“Why don’t you come to court? asked the 16th-century poet John Skelton, who noted that, while the king’s court “should have excellence”, Hampton Court, then owned by Cardinal Thomas Wolsey, “has pre-eminence”. It is therefore perhaps unsurprising that Wolsey was “persuaded” in due course to turn it over to Henry VIII.

Today, you can tour the Old Royal Palace, which includes both the original Tudor buildings (including the kitchens) and Christopher Wren’s Baroque wing commissioned by William and Mary. You can also see the gardens where William of Orange met his nemesis in the form of a mole, who would become famous as the “little gentleman in velvet” whose mound was the cause of his downfall and eventual death in horseback riding.

Bushy Park: Wildlife Refuge

King Henry VIII not only took over Hampton Court, but also created three nearby parks – Hare Warren, Middle Park and Bushy Park – for hunting. Today’s Bushy Park encompasses all three sites and is the second largest royal park in London, at 1,100 acres. Although the only private hunt allowed today is from the barrel of a telephoto lens, the park is estimated to have around 320 deer. It is also home to a variety of wildlife, paths of mature trees and a 60-acre woodland garden, and has been designated a Site of Special Scientific Interest.

Hampton Court may have been the home of kings, but if you’re interested in the ‘sport of kings’ you should head to Sandown Park Racecourse, a short taxi ride away. In a typical year, Sandown hosts 26 meetings, including flat and obstacle races. Bookmaker Barry Johnson, who has been in business for 55 years, says Sandown is ‘famous for the quality of the runs and the stiffness of the ground, which you have to take into account when reading the form’. The nearest station is Esher, from where regular trains leave for London Waterloo.

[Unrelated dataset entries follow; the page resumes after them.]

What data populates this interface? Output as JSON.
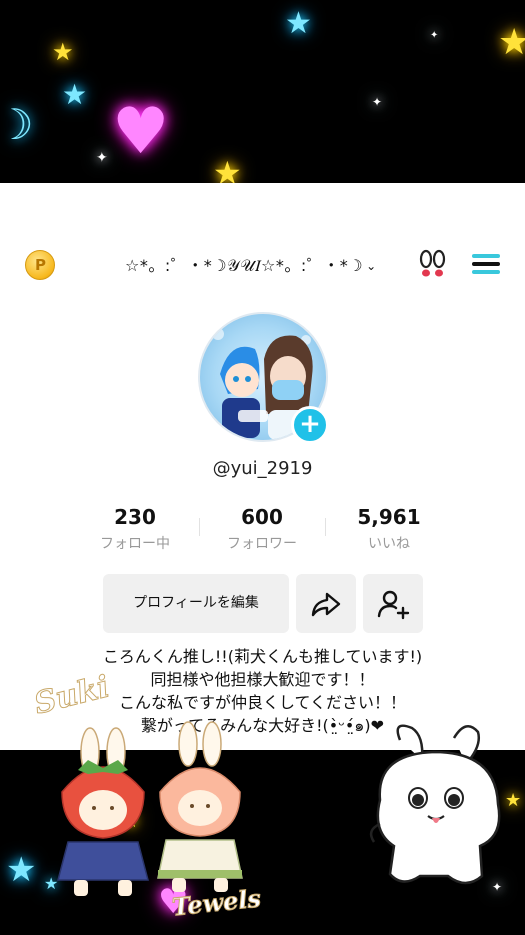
{
  "header": {
    "username": "☆*。:゜・*☽𝒴𝒰𝐼☆*。:゜・*☽",
    "chevron": "⌄"
  },
  "profile": {
    "handle": "@yui_2919",
    "plus": "+"
  },
  "stats": [
    {
      "value": "230",
      "label": "フォロー中"
    },
    {
      "value": "600",
      "label": "フォロワー"
    },
    {
      "value": "5,961",
      "label": "いいね"
    }
  ],
  "actions": {
    "edit_profile": "プロフィールを編集"
  },
  "bio": [
    "ころんくん推し!!(莉犬くんも推しています!)",
    "同担様や他担様大歓迎です！！",
    "こんな私ですが仲良くしてください！！",
    "繋がってるみんな大好き!(•̤̀ᵕ•̤́๑)❤"
  ],
  "stickers": {
    "top_text": "Suki",
    "bottom_text": "Tewels"
  },
  "colors": {
    "accent": "#20c1e8",
    "coin": "#f7b81d"
  }
}
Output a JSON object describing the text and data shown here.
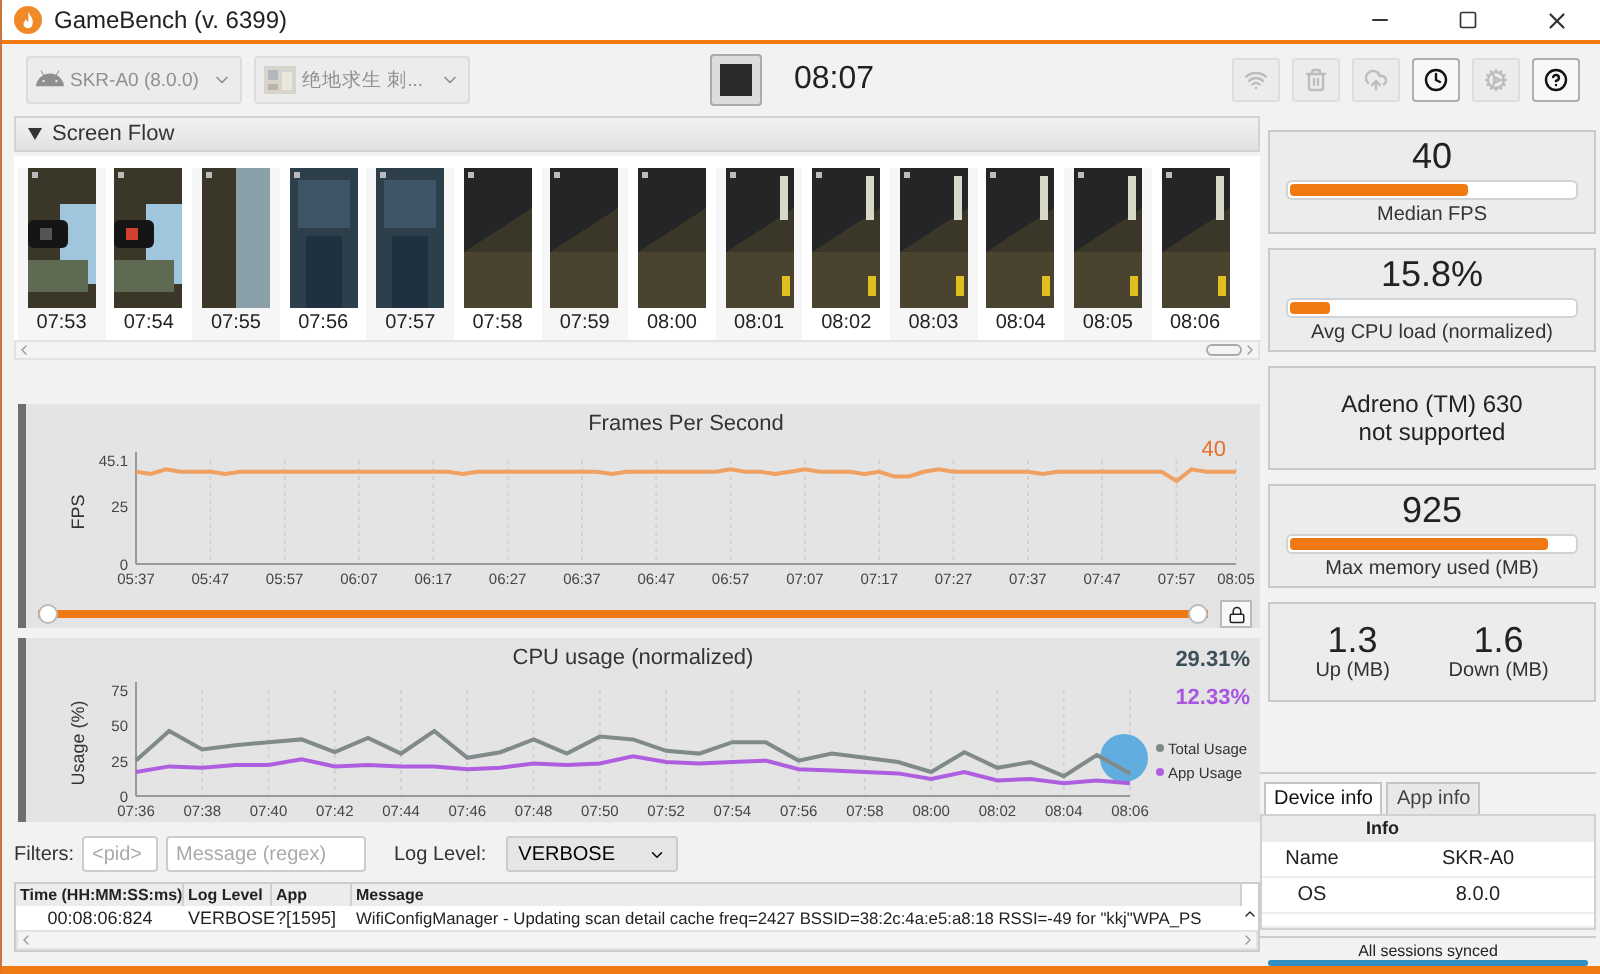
{
  "window": {
    "title": "GameBench (v. 6399)"
  },
  "toolbar": {
    "device_selector": {
      "value": "SKR-A0 (8.0.0)",
      "disabled": true
    },
    "app_selector": {
      "value": "绝地求生 刺...",
      "disabled": true
    },
    "timer": "08:07",
    "icon_buttons": [
      {
        "kind": "wifi",
        "disabled": true
      },
      {
        "kind": "trash",
        "disabled": true
      },
      {
        "kind": "upload",
        "disabled": true
      },
      {
        "kind": "clock",
        "disabled": false
      },
      {
        "kind": "gears",
        "disabled": true
      },
      {
        "kind": "help",
        "disabled": false
      }
    ]
  },
  "screen_flow": {
    "title": "Screen Flow",
    "expanded": true,
    "frames": [
      {
        "time": "07:53"
      },
      {
        "time": "07:54"
      },
      {
        "time": "07:55"
      },
      {
        "time": "07:56"
      },
      {
        "time": "07:57"
      },
      {
        "time": "07:58"
      },
      {
        "time": "07:59"
      },
      {
        "time": "08:00"
      },
      {
        "time": "08:01"
      },
      {
        "time": "08:02"
      },
      {
        "time": "08:03"
      },
      {
        "time": "08:04"
      },
      {
        "time": "08:05"
      },
      {
        "time": "08:06"
      }
    ]
  },
  "fps_panel": {
    "reading": "40",
    "time_range": {
      "level": 1
    },
    "chart_data": {
      "type": "line",
      "title": "Frames Per Second",
      "ylabel": "FPS",
      "categories": [
        "05:37",
        null,
        null,
        null,
        null,
        "05:47",
        null,
        null,
        null,
        null,
        "05:57",
        null,
        null,
        null,
        null,
        "06:07",
        null,
        null,
        null,
        null,
        "06:17",
        null,
        null,
        null,
        null,
        "06:27",
        null,
        null,
        null,
        null,
        "06:37",
        null,
        null,
        null,
        null,
        "06:47",
        null,
        null,
        null,
        null,
        "06:57",
        null,
        null,
        null,
        null,
        "07:07",
        null,
        null,
        null,
        null,
        "07:17",
        null,
        null,
        null,
        null,
        "07:27",
        null,
        null,
        null,
        null,
        "07:37",
        null,
        null,
        null,
        null,
        "07:47",
        null,
        null,
        null,
        null,
        "07:57",
        null,
        null,
        null,
        "08:05"
      ],
      "series": [
        {
          "color": "#f0a060",
          "values": [
            40,
            39,
            41,
            40,
            40,
            40,
            39,
            40,
            40,
            40,
            40,
            40,
            40,
            40,
            40,
            40,
            40,
            40,
            40,
            40,
            40,
            40,
            39,
            40,
            40,
            40,
            40,
            40,
            40,
            40,
            40,
            40,
            39,
            40,
            40,
            40,
            40,
            40,
            40,
            40,
            41,
            40,
            40,
            39,
            40,
            41,
            40,
            40,
            40,
            39,
            40,
            38,
            38,
            40,
            41,
            40,
            40,
            40,
            40,
            40,
            40,
            39,
            40,
            40,
            40,
            40,
            40,
            40,
            40,
            40,
            36,
            41,
            40,
            40,
            40
          ]
        }
      ],
      "ylim": [
        0,
        45.1
      ],
      "yticks": [
        0,
        25,
        45.1
      ],
      "grid": true
    }
  },
  "cpu_panel": {
    "readings": [
      {
        "text": "29.31%",
        "color": "#3d4f58"
      },
      {
        "text": "12.33%",
        "color": "#a855e0"
      }
    ],
    "chart_data": {
      "type": "line",
      "title": "CPU usage (normalized)",
      "ylabel": "Usage (%)",
      "categories": [
        "07:36",
        null,
        "07:38",
        null,
        "07:40",
        null,
        "07:42",
        null,
        "07:44",
        null,
        "07:46",
        null,
        "07:48",
        null,
        "07:50",
        null,
        "07:52",
        null,
        "07:54",
        null,
        "07:56",
        null,
        "07:58",
        null,
        "08:00",
        null,
        "08:02",
        null,
        "08:04",
        null,
        "08:06"
      ],
      "series": [
        {
          "name": "Total Usage",
          "color": "#808a8a",
          "values": [
            25,
            46,
            33,
            36,
            38,
            40,
            31,
            41,
            30,
            46,
            27,
            31,
            40,
            30,
            42,
            40,
            32,
            30,
            38,
            38,
            25,
            30,
            27,
            24,
            17,
            31,
            20,
            24,
            14,
            29,
            16
          ]
        },
        {
          "name": "App Usage",
          "color": "#b05ee0",
          "values": [
            17,
            21,
            20,
            22,
            22,
            26,
            21,
            22,
            21,
            21,
            19,
            20,
            23,
            22,
            23,
            28,
            24,
            23,
            24,
            25,
            19,
            18,
            17,
            16,
            12,
            17,
            11,
            12,
            9,
            11,
            9
          ]
        }
      ],
      "ylim": [
        0,
        75
      ],
      "yticks": [
        0,
        25,
        50,
        75
      ],
      "grid": true,
      "legend": "right"
    }
  },
  "filters": {
    "label": "Filters:",
    "pid_field": {
      "placeholder": "<pid>"
    },
    "message_field": {
      "placeholder": "Message (regex)"
    },
    "log_level_label": "Log Level:",
    "log_level": "VERBOSE"
  },
  "log_table": {
    "columns": [
      "Time (HH:MM:SS:ms)",
      "Log Level",
      "App",
      "Message"
    ],
    "rows": [
      [
        "00:08:06:824",
        "VERBOSE",
        "?[1595]",
        "WifiConfigManager - Updating scan detail cache freq=2427 BSSID=38:2c:4a:e5:a8:18 RSSI=-49 for \"kkj\"WPA_PS"
      ]
    ]
  },
  "metrics": [
    {
      "kind": "bar",
      "value": "40",
      "label": "Median FPS",
      "level": 0.63
    },
    {
      "kind": "bar",
      "value": "15.8%",
      "label": "Avg CPU load (normalized)",
      "level": 0.14
    },
    {
      "kind": "text",
      "lines": [
        "Adreno (TM) 630",
        "not supported"
      ]
    },
    {
      "kind": "bar",
      "value": "925",
      "label": "Max memory used (MB)",
      "level": 0.91
    },
    {
      "kind": "pair",
      "items": [
        {
          "value": "1.3",
          "label": "Up (MB)"
        },
        {
          "value": "1.6",
          "label": "Down (MB)"
        }
      ]
    }
  ],
  "info_panel": {
    "tabs": [
      {
        "label": "Device info",
        "selected": true
      },
      {
        "label": "App info",
        "selected": false
      }
    ],
    "header": "Info",
    "rows": [
      {
        "name": "Name",
        "value": "SKR-A0"
      },
      {
        "name": "OS",
        "value": "8.0.0"
      }
    ]
  },
  "status_bar": {
    "text": "All sessions synced",
    "level": 1
  }
}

Miter Hampton Court: a charming inn

By the 17th century, Hampton Court had become such a center of royal life that the number of courtiers and visiting dignitaries exceeded its capacity. As a result, King Charles II ordered that an “inn for visitors to the Castle” be created opposite. Today the Grade II listed inn is known as Miter Hampton Court. Acquired in early 2020 by The Signet Collection, founded by Hector Ross and Ronnie Kimbugwe, the hostel was renovated during the first lockdown, with the help of internationally renowned designer Nicola Harding. Harding’s aim was to create a hotel that combined tradition and modernity, with the standards that today’s luxury travelers expect in guest rooms and public areas, while “retaining the best of British hospitality”, as François Plougonven, the reception manager, says. . Looking at the room I stayed in (named after Henry’s son, King Edward VI), they certainly pulled it off. It has a charming country house design, with a mini library, bathroom and shower room. There were lots of thoughtful touches too, including an invitation to enjoy a free drop of ginger liqueur.

1665 and the Coppernose: two excellent restaurants

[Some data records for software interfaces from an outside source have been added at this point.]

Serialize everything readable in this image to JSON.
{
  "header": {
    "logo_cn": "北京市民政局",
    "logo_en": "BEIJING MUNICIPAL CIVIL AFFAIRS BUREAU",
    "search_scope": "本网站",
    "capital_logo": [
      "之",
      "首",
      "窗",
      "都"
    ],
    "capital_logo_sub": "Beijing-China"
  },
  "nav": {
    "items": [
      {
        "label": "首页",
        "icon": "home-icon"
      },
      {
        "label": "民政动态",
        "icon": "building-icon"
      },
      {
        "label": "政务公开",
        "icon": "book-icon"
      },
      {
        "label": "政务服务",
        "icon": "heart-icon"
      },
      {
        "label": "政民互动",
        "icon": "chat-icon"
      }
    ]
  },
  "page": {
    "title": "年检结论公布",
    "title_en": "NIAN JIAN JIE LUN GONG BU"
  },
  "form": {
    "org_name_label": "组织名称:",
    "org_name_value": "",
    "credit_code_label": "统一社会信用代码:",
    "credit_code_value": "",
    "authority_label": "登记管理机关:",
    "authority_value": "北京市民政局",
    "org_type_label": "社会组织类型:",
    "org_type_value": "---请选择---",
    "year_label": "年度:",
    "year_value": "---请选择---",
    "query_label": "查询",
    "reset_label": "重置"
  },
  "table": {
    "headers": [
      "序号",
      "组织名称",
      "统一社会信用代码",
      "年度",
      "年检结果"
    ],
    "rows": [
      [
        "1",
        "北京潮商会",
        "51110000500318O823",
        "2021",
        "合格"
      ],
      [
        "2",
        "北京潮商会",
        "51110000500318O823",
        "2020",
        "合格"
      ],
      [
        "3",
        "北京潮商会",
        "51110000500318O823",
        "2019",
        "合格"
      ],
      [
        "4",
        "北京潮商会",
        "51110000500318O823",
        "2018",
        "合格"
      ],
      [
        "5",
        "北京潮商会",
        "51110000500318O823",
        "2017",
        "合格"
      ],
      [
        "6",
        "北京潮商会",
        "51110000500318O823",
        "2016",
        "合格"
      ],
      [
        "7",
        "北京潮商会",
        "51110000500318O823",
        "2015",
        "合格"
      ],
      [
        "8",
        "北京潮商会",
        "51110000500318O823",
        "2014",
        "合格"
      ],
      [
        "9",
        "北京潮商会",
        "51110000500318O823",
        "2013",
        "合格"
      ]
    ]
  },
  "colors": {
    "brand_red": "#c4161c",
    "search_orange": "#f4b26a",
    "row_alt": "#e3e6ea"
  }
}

The Inn has two restaurants, both created by Kimbugwe, trained by Gordon Ramsay, and managed on a daily basis by Senior Sous Chef Simon Dyer, who was executive chef at Richard Branson’s Necker Island. Restaurant 1665 is the most formal riverside restaurant, ideal for dinner at the end of a day of sightseeing. I was impressed with the tempura blanc followed by pan-roasted Cornish monkfish with truffle and parmesan chips, washed down with an elegant glass of house blanc.

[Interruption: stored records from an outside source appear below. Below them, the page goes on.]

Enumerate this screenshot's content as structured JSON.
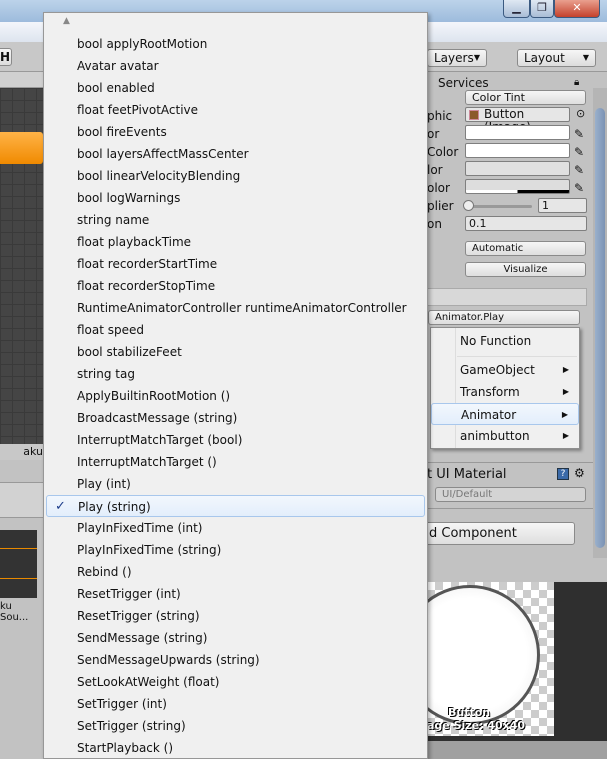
{
  "window": {
    "minimize_icon": "minimize-icon",
    "restore_icon": "restore-icon",
    "close_icon": "close-icon"
  },
  "toolbar": {
    "layers_label": "Layers",
    "layout_label": "Layout",
    "left_button": "H"
  },
  "inspector": {
    "services_tab": "Services",
    "transition": "Color Tint",
    "target_graphic_label": "phic",
    "target_graphic_value": "Button (Image)",
    "labels": [
      "or",
      "Color",
      "lor",
      "olor",
      "plier",
      "on"
    ],
    "multiplier_value": "1",
    "fade_value": "0.1",
    "navigation": "Automatic",
    "visualize": "Visualize",
    "function_value": "Animator.Play",
    "material_label": "t UI Material",
    "material_value": "UI/Default",
    "add_component": "d Component"
  },
  "left_panel": {
    "graph_label": "aku",
    "asset_label": "ku Sou..."
  },
  "preview": {
    "name": "Button",
    "size": "age Size: 40x40"
  },
  "submenu": {
    "items": [
      {
        "label": "No Function",
        "arrow": false
      },
      {
        "label": "GameObject",
        "arrow": true
      },
      {
        "label": "Transform",
        "arrow": true
      },
      {
        "label": "Animator",
        "arrow": true,
        "highlighted": true
      },
      {
        "label": "animbutton",
        "arrow": true
      }
    ]
  },
  "menu": {
    "selected_index": 21,
    "items": [
      "bool applyRootMotion",
      "Avatar avatar",
      "bool enabled",
      "float feetPivotActive",
      "bool fireEvents",
      "bool layersAffectMassCenter",
      "bool linearVelocityBlending",
      "bool logWarnings",
      "string name",
      "float playbackTime",
      "float recorderStartTime",
      "float recorderStopTime",
      "RuntimeAnimatorController runtimeAnimatorController",
      "float speed",
      "bool stabilizeFeet",
      "string tag",
      "ApplyBuiltinRootMotion ()",
      "BroadcastMessage (string)",
      "InterruptMatchTarget (bool)",
      "InterruptMatchTarget ()",
      "Play (int)",
      "Play (string)",
      "PlayInFixedTime (int)",
      "PlayInFixedTime (string)",
      "Rebind ()",
      "ResetTrigger (int)",
      "ResetTrigger (string)",
      "SendMessage (string)",
      "SendMessageUpwards (string)",
      "SetLookAtWeight (float)",
      "SetTrigger (int)",
      "SetTrigger (string)",
      "StartPlayback ()"
    ]
  }
}
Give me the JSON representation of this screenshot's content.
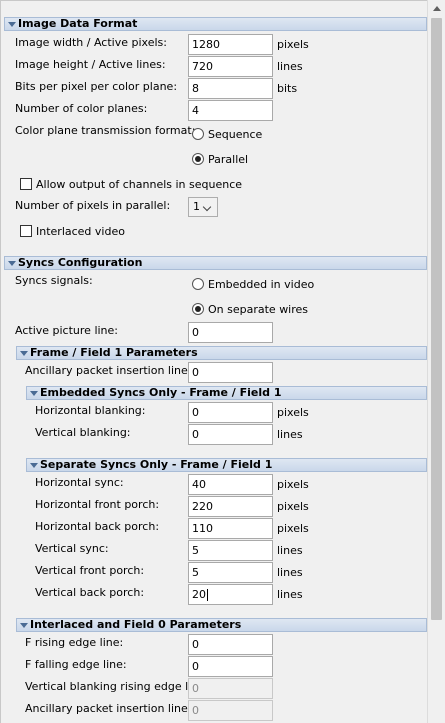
{
  "image_data_format": {
    "title": "Image Data Format",
    "width_label": "Image width / Active pixels:",
    "width_value": "1280",
    "width_unit": "pixels",
    "height_label": "Image height / Active lines:",
    "height_value": "720",
    "height_unit": "lines",
    "bpp_label": "Bits per pixel per color plane:",
    "bpp_value": "8",
    "bpp_unit": "bits",
    "planes_label": "Number of color planes:",
    "planes_value": "4",
    "tx_label": "Color plane transmission format:",
    "tx_options": [
      "Sequence",
      "Parallel"
    ],
    "tx_selected": "Parallel",
    "allow_seq_label": "Allow output of channels in sequence",
    "allow_seq_checked": false,
    "pix_parallel_label": "Number of pixels in parallel:",
    "pix_parallel_value": "1",
    "interlaced_label": "Interlaced video",
    "interlaced_checked": false
  },
  "syncs": {
    "title": "Syncs Configuration",
    "signals_label": "Syncs signals:",
    "signal_options": [
      "Embedded in video",
      "On separate wires"
    ],
    "signal_selected": "On separate wires",
    "active_line_label": "Active picture line:",
    "active_line_value": "0"
  },
  "frame1": {
    "title": "Frame / Field 1 Parameters",
    "ancillary_label": "Ancillary packet insertion line:",
    "ancillary_value": "0"
  },
  "embedded": {
    "title": "Embedded Syncs Only - Frame / Field 1",
    "hblank_label": "Horizontal blanking:",
    "hblank_value": "0",
    "hblank_unit": "pixels",
    "vblank_label": "Vertical blanking:",
    "vblank_value": "0",
    "vblank_unit": "lines"
  },
  "separate": {
    "title": "Separate Syncs Only - Frame / Field 1",
    "hsync_label": "Horizontal sync:",
    "hsync_value": "40",
    "hsync_unit": "pixels",
    "hfp_label": "Horizontal front porch:",
    "hfp_value": "220",
    "hfp_unit": "pixels",
    "hbp_label": "Horizontal back porch:",
    "hbp_value": "110",
    "hbp_unit": "pixels",
    "vsync_label": "Vertical sync:",
    "vsync_value": "5",
    "vsync_unit": "lines",
    "vfp_label": "Vertical front porch:",
    "vfp_value": "5",
    "vfp_unit": "lines",
    "vbp_label": "Vertical back porch:",
    "vbp_value": "20",
    "vbp_unit": "lines"
  },
  "field0": {
    "title": "Interlaced and Field 0 Parameters",
    "frise_label": "F rising edge line:",
    "frise_value": "0",
    "ffall_label": "F falling edge line:",
    "ffall_value": "0",
    "vbr_label": "Vertical blanking rising edge line:",
    "vbr_value": "0",
    "anc_label": "Ancillary packet insertion line:",
    "anc_value": "0"
  }
}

If you were looking for a place to take the family on a Saturday night, you might want to consider Coppernose, the laid-back, dog-friendly cafe and wine bar. It’s also a great place to enjoy a hearty English breakfast while reading the morning papers. His full English, available in half or full portions, consists of crispy bacon, wild boar and apple sausage, roasted mushrooms and slow-cooked baked beans.

Le Miter is also available for parties, weddings and business events, with L’Orangerie accommodating up to 70 people for a wedding breakfast and evening reception. It also hosts a monthly supper club.

Matthew was a guest at Miter Hampton Court. Classic rooms start from £200 a night, mitrehamptoncourt.com